Lagosians Abandon Umbrellas for Mini-nylon Raincoats
Several residents of Lagos have abandoned the conventional umbrellas for mini-nylon raincoats as rainfall persists in the city/state, the News Agency of Nigeria (NAN) reports.
A correspondent of NAN observed that traders, workers, school children, motorcyclists, security agents and others now adorn mini-nylon raincoats anytime it rains.
They wore the raincoats as an alternative to umbrellas and would go about their daily routines not minding the downpour.
NAN reports that the dress-like nylon raincoats that come in different shades and designs, are worn by both genders.
NAN also reports that before now, women used to wear shower caps made of nylons whenever it rains to protect their hairs from getting soaked.
Some of the mini-nylon raincoats are designed with head covers and sleeves, while others are without such accessories.
Some of the residents who spoke to NAN expressed diverse opinions on why they resolved to use the mini-nylon raincoats to cover themselves from rain, instead of the conventional umbrellas.
Juliana Adiri, a petty trader who sells mini-nylon raincoats, told NAN that several Lagosians had embraced the product and that the sellers were smiling to their banks from their bumper sales.
Adiri said that she used to make good sales with reasonable profits whenever it rained.
She said that this was because the mini-nylon raincoats served as quick raincoats for the ever-busy Lagosians who are always on the move come rain or shine.
“You can see school children and adults wearing the mini-nylon raincoats with joy instead of running from the rain or staying at home so that their bodies will not be soaked.
“I sell snacks and drinks but I still sell mini- nylon raincoats whenever it rains. I sell dozens and make my gains from them as they do not spoil easily,” she said.
Also, Ajibade Adedokun, a secondary school student, told NAN that when he spread his umbrella when it rained; it covered only his head and the upper part of his body.
Adedokun said that his school uniform’s trousers used to be soaked whenever he used his umbrella whenever it rained.
Adedokun said that his mother bought him the mini-nylon raincoat and he preferred it as it is handy, covered his whole body and also protected his school bag from being soaked by rain.
“I really love my mini-nylon raincoat and prefers it to the umbrella because it keeps me dry as I am wearing it now.
“It is protecting both my bag and uniform from the rain,” he said.
Similarly, Dele Oluwatobi, a motorcyclist, said that the mini-nylon raincoat had been helpful to the public.
He commended those who came with the initiative and for making it affordable and accessible for everybody, especially, during the rainy season.
Oluwatobi said that it was not convenient for those of them in the `Okada’ business to be carrying umbrellas while in motion.

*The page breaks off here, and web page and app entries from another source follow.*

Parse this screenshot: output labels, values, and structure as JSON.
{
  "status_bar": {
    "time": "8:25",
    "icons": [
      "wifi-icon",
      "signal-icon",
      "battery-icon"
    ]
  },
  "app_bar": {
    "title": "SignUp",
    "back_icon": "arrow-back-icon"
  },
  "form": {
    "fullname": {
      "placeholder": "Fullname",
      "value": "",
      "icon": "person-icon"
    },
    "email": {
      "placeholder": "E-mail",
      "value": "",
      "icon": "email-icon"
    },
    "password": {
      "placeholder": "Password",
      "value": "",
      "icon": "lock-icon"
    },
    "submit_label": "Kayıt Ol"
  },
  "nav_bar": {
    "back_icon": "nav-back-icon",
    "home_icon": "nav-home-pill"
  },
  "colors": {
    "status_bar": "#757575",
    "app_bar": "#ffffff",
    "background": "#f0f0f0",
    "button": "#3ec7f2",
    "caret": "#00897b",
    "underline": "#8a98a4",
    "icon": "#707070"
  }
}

He said that the introduction of the mini-nylon raincoats had erased such challenges and made riding `okada’ in the rain easy.
“People have embraced the use mini-nylon raincoats which sell for between N100 and N200 per pack.
“They are available everywhere, easy and free to wear and you can carry them about; that is not the case with an umbrella,” he said.
Victoria Osigwe, a bookshop owner, said she was fond of forgetting her umbrella during her business runs.
She said that she could wrap her mini-nylon raincoat inside her bag.
Henry Ikechukwu, a business man, however, said that the raincoat was not strong and not durable as it could tear easily if not properly handled.
“I have lost count the number of umbrellas that I had lost in the past. For this raincoat, you can fold and keep though, it is very fragile,” he added.
Kayode Olubode, a bus conductor, said that the mini-nylon raincoat was a good alternative for everyone, adding that he needed to wear it to enable him do his job.
Olubode said that he survived on daily income and that he would continue to patronise mini-nylon raincoat sellers whenever it rained.
Meanwhile, Mrs Ifesy Nwagu, a school proprietor, told NAN that the reason for the boom was because umbrellas had become too expensive for an average resident of Lagos.